Tip: Wants and needs differ greatly between people so don’t feel bad about categorizing someone else’s want as your need
Automate Savings and Crucial Payments
By instructing your bank to automate savings and crucial payments, you are no longer able to forego these. Unless it’s an urgent, unexpected situation, where you can always dip into your savings (ideally, an emergency fund), your savings and settlement of critical payments (rent, bills etc.) should never be missed as not doing so has the potential to be extremely dangerous in the long run. Another advantage of automating these transactions is that you get used to the fact that you actually have a lesser amount of money in hand to manage your other expenses which prevents you from living beyond your means.
Tip: Instruct your bank to arrange these transactions on your salary day itself so that you never get used to seeing the full amount in your account at one time, giving the illusion of having more spending money than you really do

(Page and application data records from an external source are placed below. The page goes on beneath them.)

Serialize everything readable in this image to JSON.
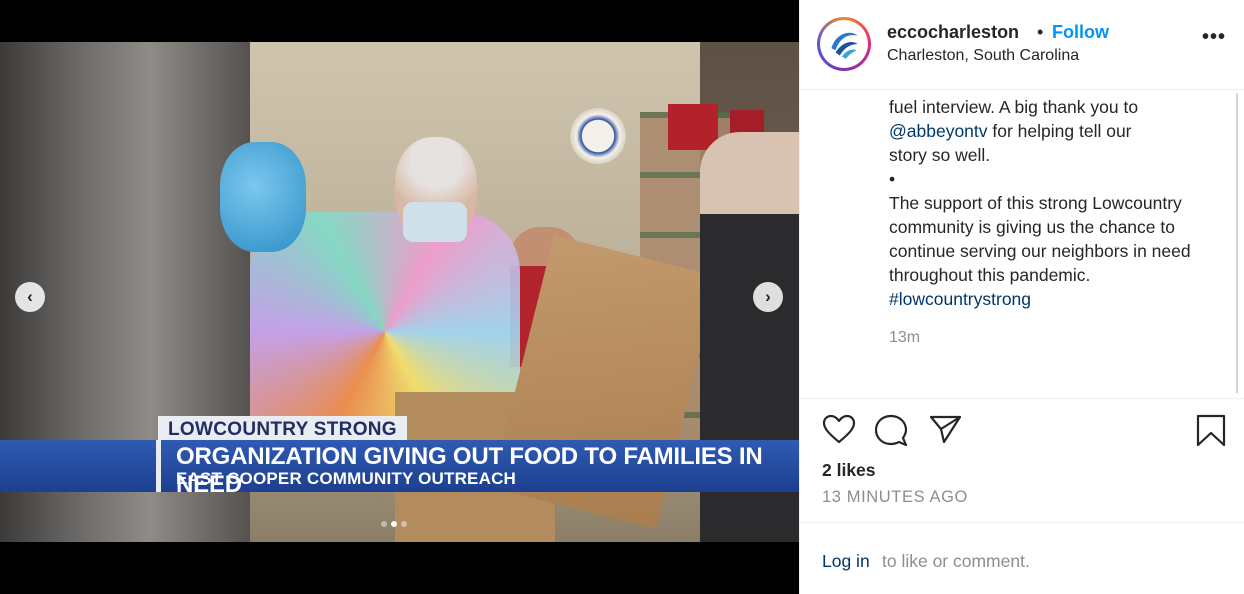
{
  "post": {
    "username": "eccocharleston",
    "separator": "•",
    "follow_label": "Follow",
    "location": "Charleston, South Carolina",
    "more_label": "•••"
  },
  "media": {
    "chyron_top": "LOWCOUNTRY STRONG",
    "chyron_headline": "ORGANIZATION GIVING OUT FOOD TO FAMILIES IN NEED",
    "chyron_subline": "EAST COOPER COMMUNITY OUTREACH",
    "prev_icon": "‹",
    "next_icon": "›",
    "carousel_dots": 3,
    "active_dot": 2
  },
  "caption": {
    "line1": "fuel interview. A big thank you to",
    "mention": "@abbeyontv",
    "line2_rest": " for helping tell our",
    "line3": "story so well.",
    "bullet": "•",
    "body": "The support of this strong Lowcountry community is giving us the chance to continue serving our neighbors in need throughout this pandemic. ",
    "hashtag": "#lowcountrystrong",
    "relative_time": "13m"
  },
  "actions": {
    "like_icon": "heart-icon",
    "comment_icon": "comment-icon",
    "share_icon": "share-icon",
    "save_icon": "bookmark-icon"
  },
  "stats": {
    "likes": "2 likes",
    "timestamp": "13 MINUTES AGO"
  },
  "footer": {
    "login_link": "Log in",
    "login_rest": "to like or comment."
  },
  "colors": {
    "link_blue": "#0095f6",
    "dark_link": "#00376b",
    "muted": "#8e8e8e",
    "chyron_blue": "#1d3f8f"
  }
}
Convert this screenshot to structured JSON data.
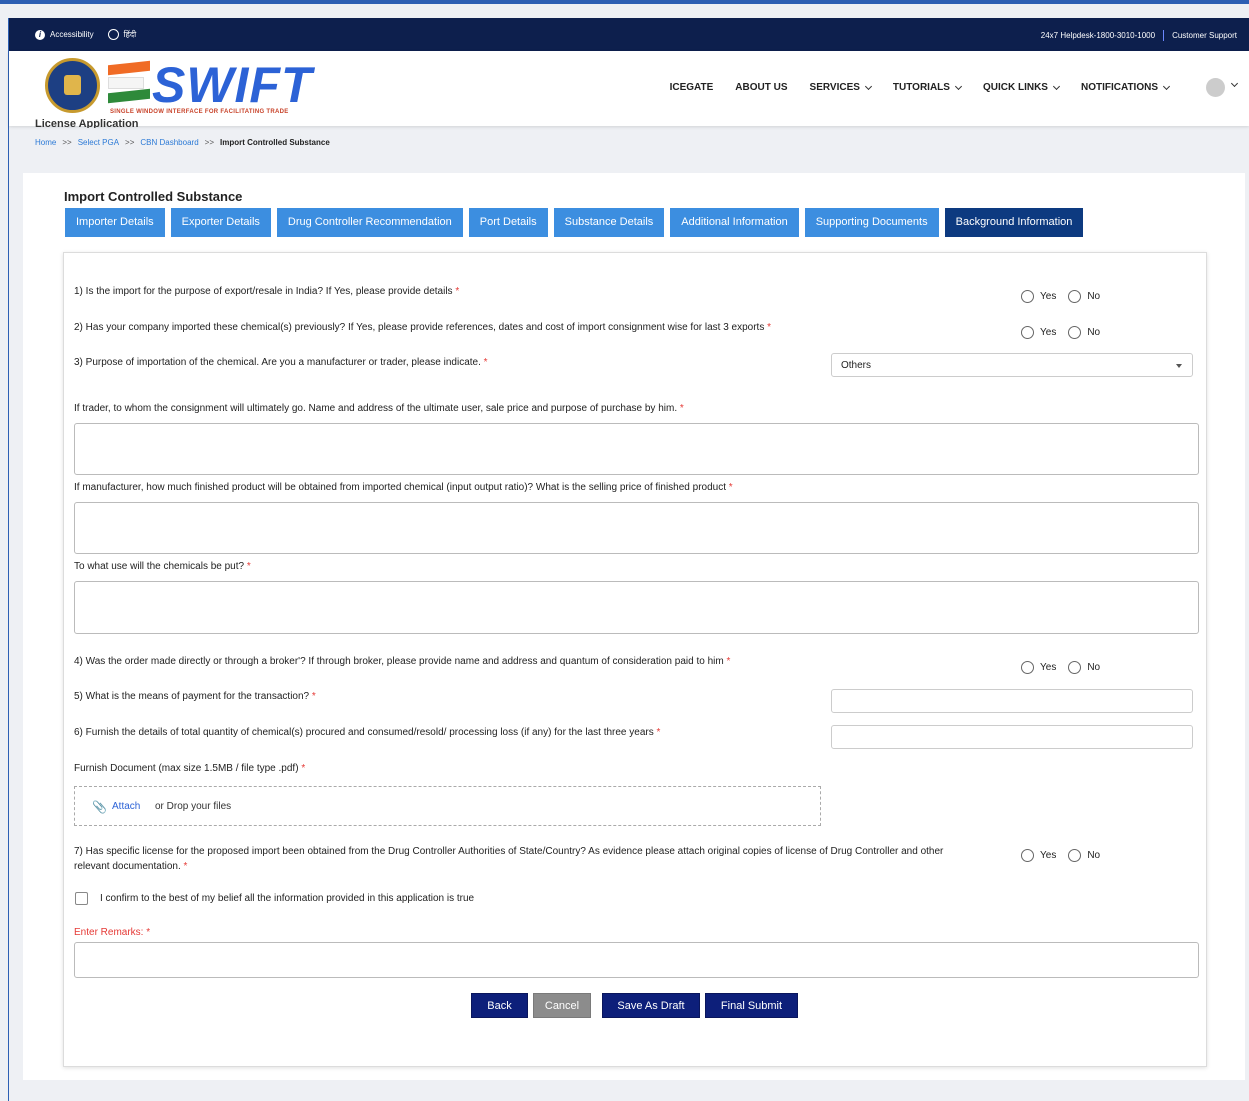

Revisit your budget
Every month or so, continue to make tweaks to your budget. It is impossible to get it right the first time. Don’t be discouraged if you find yourself unable to meet the ambitious budget you set for yourself as the months go on. If you find that you have severely underestimated how much money you need to allocate for a certain area (food or travel, for instance), don’t exhaust yourself by trying to minimise your food and travel cost. Just increase the budget you have put for that area and look at reducing it from another segment. Revisiting and amending your budget is extremely necessary, especially as your income and spending habits change with time.
Tip: Everytime you get an increase in income, put half of the increment into your savings pile and allocate the remaining half into your wants or needs pile as desired.
Remember, there is so much advice out there from various authorities and individuals who all claim that their way of salary budgeting is the best way. However, it’s important to find a way to budget your paycheck that works best for you, your lifestyle and your spending habits. Salary budgeting doesn’t mean having to live poorly - it just means making the best use of your paycheck so that no area of your life is under-financed.